On Thursday 9 February 2023, Jacob Dalgaard Christensen had his dissertation with the thesis "Risk, reproducibility, and reproduction : Essays on scholar’s analytic decisions and consumers' product purchases". Professor Erik Wengström from Lund University was the opponent. Big congratulations!
"This thesis investigates how evolutionary biology theories can be used to better understand consumer behavior. The first paper lays the groundwork for the methodologies used throughout the thesis. Here, the focus is on the (ab-)use of p-values and how easy it is to find a false-positive research result under different common circumstances. The second paper investigates what happens with the willingness to engage in risky choices when people have a low level of blood glucose. The third and fourth papers focus on conspicuous consumption and examine the circumstances that induce people to purchase prestigious products. The empirical studies have in common the idea that the respective choices involved in each paper are embedded in an evolutionary process. In the first paper, we find that obtaining a false positive result is easy, especially when there is no pre-registration of the hypothesis or no correction of p-values for multiple hypothesis testing. In some important cases, pre-registration alone is not sufficient to overcome the problem of inflated false positives. Applying these insights to an empirical case and using theoretical arguments from evolutionary biology, the second paper uses cross-validation and a meta-analysis to show that people with low levels of blood glucose show a higher willingness to pay for risky food items, whereas this is not the case for non-food products. The third paper shows through two studies that conspicuous consumption is particularly prevalent among single men. Building on these findings, the fourth paper shows, through a newly constructed uncertainty index, that increased uncertainty amplifies people’s propensity to engage in conspicuous consumption. Overall, this thesis adds to the literature on false-positive findings and illuminates how social scientists can reach a deeper understanding of human behavior by adopting an evolutionary lens."

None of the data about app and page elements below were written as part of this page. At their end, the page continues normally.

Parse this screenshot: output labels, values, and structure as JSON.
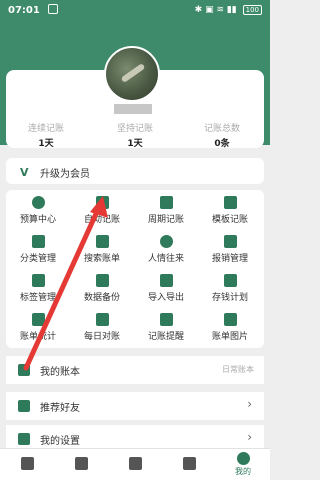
{
  "status_bar": {
    "time": "07:01",
    "right_icons": "✱ ▣ ≋ ▮▮",
    "battery": "100"
  },
  "profile": {
    "stats": [
      {
        "label": "连续记账",
        "value": "1天"
      },
      {
        "label": "坚持记账",
        "value": "1天"
      },
      {
        "label": "记账总数",
        "value": "0条"
      }
    ]
  },
  "vip": {
    "icon": "vip-icon",
    "label": "升级为会员"
  },
  "features": [
    {
      "label": "预算中心",
      "icon": "budget-icon"
    },
    {
      "label": "自动记账",
      "icon": "auto-record-icon"
    },
    {
      "label": "周期记账",
      "icon": "periodic-icon"
    },
    {
      "label": "模板记账",
      "icon": "template-icon"
    },
    {
      "label": "分类管理",
      "icon": "category-icon"
    },
    {
      "label": "搜索账单",
      "icon": "search-bill-icon"
    },
    {
      "label": "人情往来",
      "icon": "relation-icon"
    },
    {
      "label": "报销管理",
      "icon": "reimburse-icon"
    },
    {
      "label": "标签管理",
      "icon": "tag-icon"
    },
    {
      "label": "数据备份",
      "icon": "backup-icon"
    },
    {
      "label": "导入导出",
      "icon": "import-export-icon"
    },
    {
      "label": "存钱计划",
      "icon": "saving-plan-icon"
    },
    {
      "label": "账单统计",
      "icon": "statistics-icon"
    },
    {
      "label": "每日对账",
      "icon": "daily-check-icon"
    },
    {
      "label": "记账提醒",
      "icon": "reminder-icon"
    },
    {
      "label": "账单图片",
      "icon": "bill-image-icon"
    }
  ],
  "menu": [
    {
      "label": "我的账本",
      "right": "日常账本"
    },
    {
      "label": "推荐好友",
      "right": "›"
    },
    {
      "label": "我的设置",
      "right": "›"
    }
  ],
  "tabs": [
    {
      "label": "",
      "icon": "home-icon"
    },
    {
      "label": "",
      "icon": "calendar-icon"
    },
    {
      "label": "",
      "icon": "chart-icon"
    },
    {
      "label": "",
      "icon": "wallet-icon"
    },
    {
      "label": "我的",
      "icon": "profile-icon"
    }
  ],
  "colors": {
    "accent": "#3d8b6a",
    "annotation_arrow": "#e53935"
  }
}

false positive results; budget rule; conspicuous consumption; natural language processing; evolutionary biology; blood glucose; relationship status